This "backstory" is a part of a collection of articles that describes some of the obstacles that Seven Days reporters faced while pursuing Vermont news, events and people in 2019.
My editors call it a "door knock." But the simplicity of that term belies the courage it takes to walk up to a stranger's front door and rap on it — in hopes of getting a face-to-face interview with a subject who hangs up or doesn't answer the phone.
I found myself on a two-day "door knock" in September after Seven Days set out to locate the dozen surviving priests named on a list of 39 Vermont Catholic clergy credibly accused of sex abuse. Seven of them, as far as we could deduce, still lived in Vermont. We went to find them.
On the first day I teamed up with a colleague, Derek Brouwer, and was happy to have a cocaptain on this difficult assignment. The awful details — questions about betrayals, guilt or innocence — were all in the mix.
Along with the emotional weight, there were logistical challenges. Some addresses were wrong. Or confusing. I drove, and Derek helped navigate. Together we talked through intercoms and pressed apartment buzzers that no one responded to. In one case we walked into a locked senior living building by scooting in behind a resident. We found our way to the unit we were looking for and knocked, but no one answered.

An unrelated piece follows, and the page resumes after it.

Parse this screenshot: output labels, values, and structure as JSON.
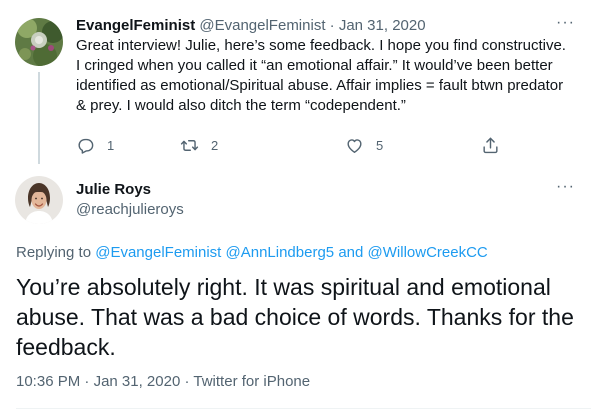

At a different address, we were about to leave after multiple knocks. Then the door opened a crack, and an old, frail man peeked through it. He was the ex-priest we were looking for, but he wouldn't comment. On one level, it was a win to be able to pose the question to an actual human being; on another, given the man's aged state, the encounter was just sad and pathetic.
The next day Derek and I split up to maximize our remaining reporting time. He headed to Enosburgh. I set out for Glover in the Northeast Kingdom. I drove fast for the first hour and then had to slow down as I bumped over dirt roads. I passed old cemeteries, tall corn in the September sun, weathered barns, and flower beds full of zinnias and sunflowers. I remember thinking the day was too beautiful for this miserable mission.
The cell service held up long enough for me to map my way to the property I was seeking, a newish house set on an old hill farm. There in the front yard was ninetysomething former priest John "Jack" Kenney. No knocking required. He was polite, and so was I.
He denied the allegation in a calm voice, and when I continued to question him, he dismissed the whole list as "silly." Then he suggested that I leave.
As I drove back to Burlington, I knew I had gotten what I needed: an interview that, while brief, said it all.